Worse, the bidding up of asset values made it very difficult for government to contemplate withdrawing its support. Like a drug habit, subsidies were easy to start, difficult to end. And of course, the subsidies created a whole new set of lobbyists whose entire raison d'etre is to oppose their withdrawal.It's a similar story with the other sectors. Government begins its intervention for well-intentioned but short-term reasons. The sector becomes dependent on government for its survival, and ends up, in effect, a nationalised industry. When the sector is small, the financial burden is perhaps bearable, though its subsidies still represent a diversion of scarce resources from things that are valuable - education, health care etc - into things that are worse than useless: massively overcapitalized farming and fishing, and grotesque overinvestment in road transport – all of which, note, entrench an absolute dependence on fossil fuels.
But the latest perverse subsidy - to the financial sector - is bigger than all of these. How it will play out is difficult to foresee. But it seems that institutions that were 'too big to fail' are to be replaced by even bigger institutions. And if the history of previous perverse subsidies is anything to go by, the US financial sector will become another ward of state for a long, long time.
The root cause of this tragic misallocation of resources is the lack of clarity at the highest levels about what government is actually for. It's not there to prop up ailing sectors. It's not there to save particular corporations. And it's not there to bolster asset values or abstract economic variables like the rate of growth or GDP per capita. Government's purpose is to supply public goods and services, and beyond that to provide a basic minimum level of health, education and welfare for all. Once it starts trying to work out how to achieve these things it goes awry. Government is a centralized, top-down decision-making body. It does not and cannot do adaptation or diversity - and it is precisely adaptation and diversity that a vibrant, prosperous market economy needs. With its massive intervention and bailout of the finance sector the US will throttle its creativity, institutionalize the corrupt incentives that led to the crisis in the first place, and deny disadvantaged Americans the help they need.
What the US Government should do is to work on the basis that:
Instead of spending taxpayer funds on avoiding a catastrophe it should have clearly and unambiguously channelled society’s scarce resources into avoiding the consequences of that catastrophe on those who most need help. Government targets should be inextricably linked to the well-being of ordinary people – as distinct from government agencies, economists or corporations. Its failure to realize this wouldn’t matter if government were small, and diversity and adaptation could flourish outside its restricted confines. But of course government isn’t small at all.

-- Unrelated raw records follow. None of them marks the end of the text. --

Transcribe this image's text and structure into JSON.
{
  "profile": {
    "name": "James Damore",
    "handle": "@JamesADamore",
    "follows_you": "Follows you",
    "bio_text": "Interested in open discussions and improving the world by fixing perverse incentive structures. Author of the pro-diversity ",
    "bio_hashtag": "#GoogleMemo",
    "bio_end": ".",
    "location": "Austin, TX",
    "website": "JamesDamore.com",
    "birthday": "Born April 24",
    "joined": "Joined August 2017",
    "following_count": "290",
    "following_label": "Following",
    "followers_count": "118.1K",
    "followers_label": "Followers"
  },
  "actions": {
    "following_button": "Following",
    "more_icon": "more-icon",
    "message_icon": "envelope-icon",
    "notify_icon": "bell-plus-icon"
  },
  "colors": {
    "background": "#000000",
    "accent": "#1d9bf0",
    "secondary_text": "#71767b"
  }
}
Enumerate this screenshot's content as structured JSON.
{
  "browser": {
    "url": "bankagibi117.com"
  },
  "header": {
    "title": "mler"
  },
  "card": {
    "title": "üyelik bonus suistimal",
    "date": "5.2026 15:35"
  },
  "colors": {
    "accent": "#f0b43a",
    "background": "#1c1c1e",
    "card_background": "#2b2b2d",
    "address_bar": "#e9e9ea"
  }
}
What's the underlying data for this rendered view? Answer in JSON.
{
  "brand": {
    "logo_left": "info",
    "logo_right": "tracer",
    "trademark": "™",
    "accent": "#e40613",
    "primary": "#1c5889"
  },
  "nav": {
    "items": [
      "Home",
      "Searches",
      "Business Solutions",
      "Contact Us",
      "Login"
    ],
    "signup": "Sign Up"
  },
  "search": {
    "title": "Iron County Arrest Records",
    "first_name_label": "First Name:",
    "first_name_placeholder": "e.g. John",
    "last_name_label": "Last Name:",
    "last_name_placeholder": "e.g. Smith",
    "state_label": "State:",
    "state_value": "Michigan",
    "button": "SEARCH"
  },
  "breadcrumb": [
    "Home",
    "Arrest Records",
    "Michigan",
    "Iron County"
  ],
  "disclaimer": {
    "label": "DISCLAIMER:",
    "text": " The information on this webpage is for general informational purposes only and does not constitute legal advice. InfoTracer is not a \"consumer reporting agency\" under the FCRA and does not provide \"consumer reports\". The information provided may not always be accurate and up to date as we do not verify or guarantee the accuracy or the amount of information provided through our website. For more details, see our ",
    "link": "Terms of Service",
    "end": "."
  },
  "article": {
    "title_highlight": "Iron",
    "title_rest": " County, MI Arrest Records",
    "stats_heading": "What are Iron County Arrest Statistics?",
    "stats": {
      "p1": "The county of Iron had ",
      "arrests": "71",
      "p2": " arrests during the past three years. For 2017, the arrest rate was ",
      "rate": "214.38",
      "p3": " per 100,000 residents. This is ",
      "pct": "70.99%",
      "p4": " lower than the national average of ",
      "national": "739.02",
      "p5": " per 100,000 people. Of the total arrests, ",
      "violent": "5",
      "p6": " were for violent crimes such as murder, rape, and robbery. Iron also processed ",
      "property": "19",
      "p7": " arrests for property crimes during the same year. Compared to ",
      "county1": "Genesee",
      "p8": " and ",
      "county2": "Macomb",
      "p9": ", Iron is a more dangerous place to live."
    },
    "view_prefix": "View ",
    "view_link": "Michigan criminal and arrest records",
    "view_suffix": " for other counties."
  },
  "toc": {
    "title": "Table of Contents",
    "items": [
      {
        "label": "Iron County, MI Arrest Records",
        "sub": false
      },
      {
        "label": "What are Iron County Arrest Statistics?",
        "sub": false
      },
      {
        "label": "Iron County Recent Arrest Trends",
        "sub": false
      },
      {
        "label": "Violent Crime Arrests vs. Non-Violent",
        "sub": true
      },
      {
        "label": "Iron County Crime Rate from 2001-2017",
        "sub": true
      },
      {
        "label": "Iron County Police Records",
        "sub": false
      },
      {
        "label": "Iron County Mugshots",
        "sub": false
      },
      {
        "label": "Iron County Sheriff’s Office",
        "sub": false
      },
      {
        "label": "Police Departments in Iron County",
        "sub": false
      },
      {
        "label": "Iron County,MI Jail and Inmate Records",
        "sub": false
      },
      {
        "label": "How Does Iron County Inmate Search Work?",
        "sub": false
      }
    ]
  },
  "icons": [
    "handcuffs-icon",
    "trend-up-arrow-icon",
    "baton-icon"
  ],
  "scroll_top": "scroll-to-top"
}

The US Government cannot now back away from supporting the finance sector any more than western governments can suddenly withdraw support from its other wards of state. But it can put a definite time limit on such support. More generally, governments must clarify what their goals are. They have a crucial role to play in limiting the impacts of any sort of catastrophe on ordinary people – but not to foresee and try to prevent the catastrophe itself. There must be no expectation that government will bail out any sector for any reason. Our governments should do something they should have done a long time ago: realign their policy to serve ordinary citizens. All their policies and interventions should be subordinated to the provision of public goods and services, the maintenance of a decent social and physical environment, and help to those who most need it. Sadly, the bailout of the finance sector, like the persisting perverse subsidies in other policy areas, looks like taking our governments further away from those guiding principles.
■ George Monbiot writes about US subsidies to big business here.